One contact said lenders will be discouraged from taking advantage of the option by being forced to pay a related "cost" if they do.

Another source said there could be a "gentleman's agreement" that few, if any, countries actually trigger the option. "I have the feeling that this [the collateral dispute] is beginning to go away and is becoming less important. What we are looking for is a face-saving solution for everybody involved," the source noted.

Senior finance ministry officials from the 17 euro-using countries are currently holding almost-daily telephone conferences on the subject. A contact from a large eurozone country said there is hope of a breakthrough early next week, when treasury chiefs from all 27 EU members come to Brussels for the first post-vacation meeting of the Economic and Financial Committee.

Greek debt targets missed, says independent report

Greek finance minister Evangelos Venizelos on Thursday attacked a report warning that government debt continues to increase and has already missed 2011’s budget target even though there are still four months left in the year.

Brussels tight-lipped on fresh austerity demands amid row with Athens

The European Commission is remaining tight-lipped over whether Greece will be forced to embrace still deeper cuts and further-reaching restructuring after EU, IMF and European Central Bank inspectors abruptly ended a review mission to Athens on Thursday evening.

Eurozone chiefs: Greece can wait till November

Eurozone finance ministers have kicked down a decision on the delivery of Greece’s latest tranche of bail-out cash, saying that the country can wait until November.

News in Brief

  1. Danish conservatives want Orban party kicked out of EPP
  2. Dutch finance minister repents on virus help
  3. France to house domestic violence victims in hotels
  4. Europe sends medical goods to Iran, despite US embargo
  5. Commission sets consultation on raising 2030 climate target
  6. 12-year old Belgian girl dies of coronavirus
  7. EU commission: no 'indefinite' emergency measures
  8. Denmark plans 'gradual' return to normal after Easter

Vietnam sent champagne to MEPs ahead of trade vote

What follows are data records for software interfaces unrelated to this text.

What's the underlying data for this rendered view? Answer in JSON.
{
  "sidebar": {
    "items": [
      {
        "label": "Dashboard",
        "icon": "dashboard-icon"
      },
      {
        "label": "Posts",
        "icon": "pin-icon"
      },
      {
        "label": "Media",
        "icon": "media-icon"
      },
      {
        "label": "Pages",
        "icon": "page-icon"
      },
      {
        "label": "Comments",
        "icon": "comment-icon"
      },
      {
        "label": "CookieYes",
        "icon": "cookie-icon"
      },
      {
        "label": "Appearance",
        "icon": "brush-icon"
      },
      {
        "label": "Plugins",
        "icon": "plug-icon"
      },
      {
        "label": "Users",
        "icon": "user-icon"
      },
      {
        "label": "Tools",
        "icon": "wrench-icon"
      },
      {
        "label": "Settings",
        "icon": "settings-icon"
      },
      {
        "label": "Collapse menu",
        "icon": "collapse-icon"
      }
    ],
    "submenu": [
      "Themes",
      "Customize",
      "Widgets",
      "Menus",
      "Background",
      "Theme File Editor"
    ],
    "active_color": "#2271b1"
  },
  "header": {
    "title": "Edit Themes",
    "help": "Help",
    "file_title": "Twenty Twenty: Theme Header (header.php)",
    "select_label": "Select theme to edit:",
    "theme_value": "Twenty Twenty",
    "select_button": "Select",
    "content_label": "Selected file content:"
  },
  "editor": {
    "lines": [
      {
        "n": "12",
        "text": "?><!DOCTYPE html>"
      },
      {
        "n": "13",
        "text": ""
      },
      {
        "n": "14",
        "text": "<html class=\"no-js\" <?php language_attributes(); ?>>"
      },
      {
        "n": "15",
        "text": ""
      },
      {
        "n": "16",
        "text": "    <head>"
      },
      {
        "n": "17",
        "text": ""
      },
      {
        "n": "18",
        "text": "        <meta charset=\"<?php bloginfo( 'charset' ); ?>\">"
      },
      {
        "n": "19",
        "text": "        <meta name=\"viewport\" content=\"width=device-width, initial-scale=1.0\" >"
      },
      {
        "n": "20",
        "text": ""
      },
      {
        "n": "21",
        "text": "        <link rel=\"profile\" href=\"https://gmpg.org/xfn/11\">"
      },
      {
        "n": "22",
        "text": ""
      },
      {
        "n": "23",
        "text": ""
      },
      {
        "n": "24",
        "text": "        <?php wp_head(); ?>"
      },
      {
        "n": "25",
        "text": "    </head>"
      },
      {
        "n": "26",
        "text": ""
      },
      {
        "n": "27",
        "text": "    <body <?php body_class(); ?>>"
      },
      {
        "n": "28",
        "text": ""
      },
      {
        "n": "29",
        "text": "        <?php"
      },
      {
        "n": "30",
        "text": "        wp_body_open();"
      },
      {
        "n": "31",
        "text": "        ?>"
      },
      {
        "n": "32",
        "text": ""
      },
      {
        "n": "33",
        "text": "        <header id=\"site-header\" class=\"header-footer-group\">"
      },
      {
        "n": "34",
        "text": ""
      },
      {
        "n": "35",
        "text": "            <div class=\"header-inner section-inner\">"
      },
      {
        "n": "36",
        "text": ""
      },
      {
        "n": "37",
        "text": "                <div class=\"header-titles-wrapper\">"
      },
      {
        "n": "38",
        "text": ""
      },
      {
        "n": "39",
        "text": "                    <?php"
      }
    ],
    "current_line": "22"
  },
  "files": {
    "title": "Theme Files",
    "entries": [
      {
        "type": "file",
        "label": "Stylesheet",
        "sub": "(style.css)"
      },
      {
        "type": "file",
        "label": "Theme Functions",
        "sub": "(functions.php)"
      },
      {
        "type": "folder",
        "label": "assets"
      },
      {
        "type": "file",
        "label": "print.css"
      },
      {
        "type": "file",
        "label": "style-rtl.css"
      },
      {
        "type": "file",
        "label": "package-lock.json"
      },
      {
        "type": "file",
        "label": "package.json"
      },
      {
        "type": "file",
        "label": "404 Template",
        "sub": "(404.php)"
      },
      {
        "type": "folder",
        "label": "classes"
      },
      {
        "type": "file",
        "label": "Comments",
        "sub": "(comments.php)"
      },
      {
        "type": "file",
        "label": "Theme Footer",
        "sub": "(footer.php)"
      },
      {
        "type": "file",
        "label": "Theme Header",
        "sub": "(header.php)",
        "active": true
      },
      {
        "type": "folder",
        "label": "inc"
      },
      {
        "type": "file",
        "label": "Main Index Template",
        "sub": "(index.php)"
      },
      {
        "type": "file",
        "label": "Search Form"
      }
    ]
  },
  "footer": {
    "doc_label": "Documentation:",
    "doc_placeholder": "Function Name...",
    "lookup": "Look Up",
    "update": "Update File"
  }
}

A trade deal with Vietnam sailed through the European Parliament's international trade committee and after its embassy sent MEPs bottles of Moet & Chandon Imperial champagne over Christmas.

Feature

Promises and doubts: Africa's free-trade adventure

The EU is hoping that a continent-wide free trade agreement in Africa will help lift millions out of poverty and help solve issues of security and migration. But its message of values and equal partnership do not resonate with everyone.

Stakeholders' Highlights

  1. UNESDAMaking Europe’s Economy Circular – the time is now
  2. Nordic Council of MinistersScottish parliament seeks closer collaboration with the Nordic Council
  3. UNESDAFrom Linear to Circular – check out UNESDA's new blog
  4. Nordic Council of Ministers40 years of experience have proven its point: Sustainable financing actually works
  5. Nordic Council of MinistersNordic and Baltic ministers paving the way for 5G in the region
  6. Nordic Council of MinistersEarmarked paternity leave – an effective way to change norms

Latest News

  1. Without European patriotism, EU decline is inevitable
  2. EU cancels April Fool's 'fake news'
  3. A coronavirus 'Marshall Plan' alone won't be nearly enough
  4. Trying to think straight about coronavirus
  5. Berlin ready to airlift Greek island refugees
  6. Von der Leyen criticises Hungary, but fails to mention it
  7. Air pollution drops in Europe, but how long will it last?
  8. Human rights abusers don't stop for virus, MEPs tell EU

Join EUobserver

Support quality EU news

Join us